As is sometimes the case with human relationships, an over-dependence on certain beauty rituals and products, out of sheer habit, can be bad for health. When we hoard things and stick to them simply because we have done for a long period of time, we tend to overlook their stagnancy and lack of constructive contribution. The intricate linkages between health, grooming, self-presentation and self-esteem are more relevant than ever, so beauty deadweight simply will not do!
What are some thoughtless beauty habits we can drop, in favour of more wholesome, long-lasting and aesthetically wonderful alternatives?
Including naturally luxuriant, pure, and nutritive oils into daily beauty routines will make it easy for foundation to love the skin it is working on. Consider the amount of research that goes into deciding skin tone pigments for foundations. This is done to make it easier for us to choose a foundation that blends in with our skin, without too much effort. The effortlessness is key here, because it entails refraining from copious application, which is disrespecting the primary objective of the pigment matching. We forget about this more often than we care to admit.
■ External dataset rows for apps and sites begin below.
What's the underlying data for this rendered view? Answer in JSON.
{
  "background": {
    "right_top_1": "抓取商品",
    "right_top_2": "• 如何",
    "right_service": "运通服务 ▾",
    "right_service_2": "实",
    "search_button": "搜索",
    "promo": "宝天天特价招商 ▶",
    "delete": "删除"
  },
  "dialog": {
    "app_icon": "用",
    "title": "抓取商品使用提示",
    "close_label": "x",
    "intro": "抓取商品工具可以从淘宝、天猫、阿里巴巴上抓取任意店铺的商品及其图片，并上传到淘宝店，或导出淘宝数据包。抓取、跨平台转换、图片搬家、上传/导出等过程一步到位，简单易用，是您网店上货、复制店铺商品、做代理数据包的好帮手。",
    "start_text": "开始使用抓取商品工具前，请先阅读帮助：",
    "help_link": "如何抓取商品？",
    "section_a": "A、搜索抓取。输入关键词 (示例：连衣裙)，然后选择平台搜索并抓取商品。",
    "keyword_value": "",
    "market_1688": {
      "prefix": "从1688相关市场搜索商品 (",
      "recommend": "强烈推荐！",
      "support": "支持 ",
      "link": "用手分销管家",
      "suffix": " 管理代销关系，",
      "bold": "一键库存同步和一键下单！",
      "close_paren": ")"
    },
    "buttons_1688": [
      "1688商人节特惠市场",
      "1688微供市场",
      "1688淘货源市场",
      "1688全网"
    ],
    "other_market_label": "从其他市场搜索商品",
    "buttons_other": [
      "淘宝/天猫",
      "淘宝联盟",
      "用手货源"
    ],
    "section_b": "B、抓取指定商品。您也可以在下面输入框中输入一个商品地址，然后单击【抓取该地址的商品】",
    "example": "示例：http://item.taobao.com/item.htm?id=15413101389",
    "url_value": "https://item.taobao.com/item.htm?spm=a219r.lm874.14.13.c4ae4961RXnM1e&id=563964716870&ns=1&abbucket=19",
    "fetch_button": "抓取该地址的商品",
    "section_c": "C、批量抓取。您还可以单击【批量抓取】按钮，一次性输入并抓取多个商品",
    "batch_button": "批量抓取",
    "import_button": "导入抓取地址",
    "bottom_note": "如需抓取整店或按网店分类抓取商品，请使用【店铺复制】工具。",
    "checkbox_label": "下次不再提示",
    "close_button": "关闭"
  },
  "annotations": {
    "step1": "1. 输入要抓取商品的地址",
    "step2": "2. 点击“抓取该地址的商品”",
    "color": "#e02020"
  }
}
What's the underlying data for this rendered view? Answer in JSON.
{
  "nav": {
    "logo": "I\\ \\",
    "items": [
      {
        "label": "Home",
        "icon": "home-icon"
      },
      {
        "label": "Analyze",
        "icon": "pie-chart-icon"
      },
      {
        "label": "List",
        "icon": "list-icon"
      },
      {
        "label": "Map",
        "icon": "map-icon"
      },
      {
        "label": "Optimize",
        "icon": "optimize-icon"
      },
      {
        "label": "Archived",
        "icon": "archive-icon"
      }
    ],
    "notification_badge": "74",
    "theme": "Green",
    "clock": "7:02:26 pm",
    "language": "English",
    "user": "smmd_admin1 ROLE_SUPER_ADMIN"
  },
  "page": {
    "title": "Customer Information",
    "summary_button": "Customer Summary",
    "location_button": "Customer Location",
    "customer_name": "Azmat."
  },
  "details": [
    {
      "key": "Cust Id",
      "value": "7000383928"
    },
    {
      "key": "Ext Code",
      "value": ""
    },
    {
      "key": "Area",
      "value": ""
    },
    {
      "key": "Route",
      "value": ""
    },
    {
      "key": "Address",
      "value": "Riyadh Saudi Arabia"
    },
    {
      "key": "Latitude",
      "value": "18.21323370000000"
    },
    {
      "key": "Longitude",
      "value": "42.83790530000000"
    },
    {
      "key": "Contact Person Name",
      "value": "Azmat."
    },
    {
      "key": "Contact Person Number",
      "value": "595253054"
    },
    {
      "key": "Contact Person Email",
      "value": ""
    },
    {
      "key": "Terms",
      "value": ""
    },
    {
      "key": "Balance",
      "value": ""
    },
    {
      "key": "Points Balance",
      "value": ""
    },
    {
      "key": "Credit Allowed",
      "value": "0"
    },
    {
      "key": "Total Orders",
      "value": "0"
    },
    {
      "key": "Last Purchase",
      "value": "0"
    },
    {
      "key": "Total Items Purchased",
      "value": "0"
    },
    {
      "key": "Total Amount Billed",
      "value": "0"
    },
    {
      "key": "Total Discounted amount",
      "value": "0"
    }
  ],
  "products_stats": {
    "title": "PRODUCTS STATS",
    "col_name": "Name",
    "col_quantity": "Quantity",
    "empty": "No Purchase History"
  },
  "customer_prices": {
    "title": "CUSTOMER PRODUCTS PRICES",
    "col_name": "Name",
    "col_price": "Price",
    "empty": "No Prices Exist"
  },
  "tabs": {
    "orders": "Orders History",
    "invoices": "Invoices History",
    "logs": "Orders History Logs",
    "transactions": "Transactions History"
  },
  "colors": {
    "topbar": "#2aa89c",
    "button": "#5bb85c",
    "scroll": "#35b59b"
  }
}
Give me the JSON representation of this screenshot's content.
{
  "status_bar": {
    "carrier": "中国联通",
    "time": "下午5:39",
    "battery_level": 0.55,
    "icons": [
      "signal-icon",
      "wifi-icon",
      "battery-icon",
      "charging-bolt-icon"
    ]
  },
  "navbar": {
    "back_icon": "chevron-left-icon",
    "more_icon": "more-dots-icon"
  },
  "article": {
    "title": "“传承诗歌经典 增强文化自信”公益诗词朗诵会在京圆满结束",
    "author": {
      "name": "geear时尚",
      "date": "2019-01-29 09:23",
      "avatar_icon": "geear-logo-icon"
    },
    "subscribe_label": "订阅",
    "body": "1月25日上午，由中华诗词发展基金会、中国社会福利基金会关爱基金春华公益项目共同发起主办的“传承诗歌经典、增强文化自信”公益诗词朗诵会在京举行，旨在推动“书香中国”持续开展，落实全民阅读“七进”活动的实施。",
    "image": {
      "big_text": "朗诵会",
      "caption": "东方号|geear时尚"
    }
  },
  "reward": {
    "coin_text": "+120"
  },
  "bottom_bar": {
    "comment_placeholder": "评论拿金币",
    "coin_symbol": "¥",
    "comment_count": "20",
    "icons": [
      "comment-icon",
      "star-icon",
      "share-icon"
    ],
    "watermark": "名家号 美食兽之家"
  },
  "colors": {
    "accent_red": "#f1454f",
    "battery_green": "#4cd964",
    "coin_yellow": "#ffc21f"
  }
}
The idea is not to dismiss the utility of foundation as a complexion neutraliser (especially when innovations in beauty have led to the creation of foundation formulae with astringent or sunscreen qualities). It is to embrace the fact that Mother Nature’s repository is bursting with healing oils, capable of nourishing the skin from deep within, neutralising and smoothening its outward appearance. It is then simply delightful, not to mention confidence-boosting, to accentuate the natural evenness and glow of healthy skin with a favourite concealer (for the times when sleep has been elusive), or a lightweight highlighter. After all, make up is best used for enhancement and creative expression/communication, not for camouflage.
The best quick-fix for a bad hair day does not have to involve a heated instrument or so-called ‘saviour’ products that lead to scalp build-up and dry, lifeless ends. It is relatively easy for long hair to ‘hide’, because it can be scooped up into a creative bun. Even short hair that woke up on the wrong side of the bed, can be slicked back and left to recover. What can we do to help the process?
A lightweight, nourishing oil like Coconut, Sweet Almond, Jojoba or Lavender Oil is a wiser investment, in terms of time and the vitality of your hair in the long run. Hair can be coaxed out of its temper tantrum with a few drops around the hairline to settle frizz and fly-always. Light oils can also be used on the scalp to counter itching, flakes and sebum accumulation, or along the length of for gloss and to prevent mid-length breakage.
Exfoliation through body brushing is a splendidly cathartic beauty habit. Dry brushing removes dead skin cells, including the more visibly obvious flakes of dry skin. It reinforces blood circulation and stimulates the lymphatic system, which is responsible for removal of toxins. It also minimises the appearance of enlarged pores and cellulite. While synthetic materials like nylon are popular choices for making the bristles on body, they can make hypersensitive skin more vulnerable and set the stage for allergies. It is safer to opt for brushes with natural fibre bristles, because these are gentler on skin, and do not strip it off its innate reservoir of moisturising oils.
We all have those days when we are indescribably fatigued, and crave some pampering. A salon facial is the best friend that emerges on such days, because the convenience of them gives us a break from our hectic schedules. But perhaps, in the process, we underestimate the therapeutic value of equally convenient home-spa rituals, many of which can be achieved at comparatively cheaper costs and at ‘appointment times’ that suit only us.
Diligent bi-weekly exfoliation over a consistent period of time will take care of dryness, flaking and clogged pores - the factors leading to a dull, blemished, unclean appearance. In order to instil a sense of permanence to our skincare routine, we need to focus on what we include or exclude from our night-time regimen. That is when skin has a chance to be at rest and everything we ‘feed’ it, has a chance to work without the interruption of our waking schedules. Whilst the exfoliation allows for regular dredging of dirt and dead skin, a rejuvenating night treatment cream which works on pigmentation, fresh skin cell turnover and lubrication for dehydration induced fine lines and blemishes will be something skin will constantly be grateful for, in the present, and more so in the ‘skin years’ to come.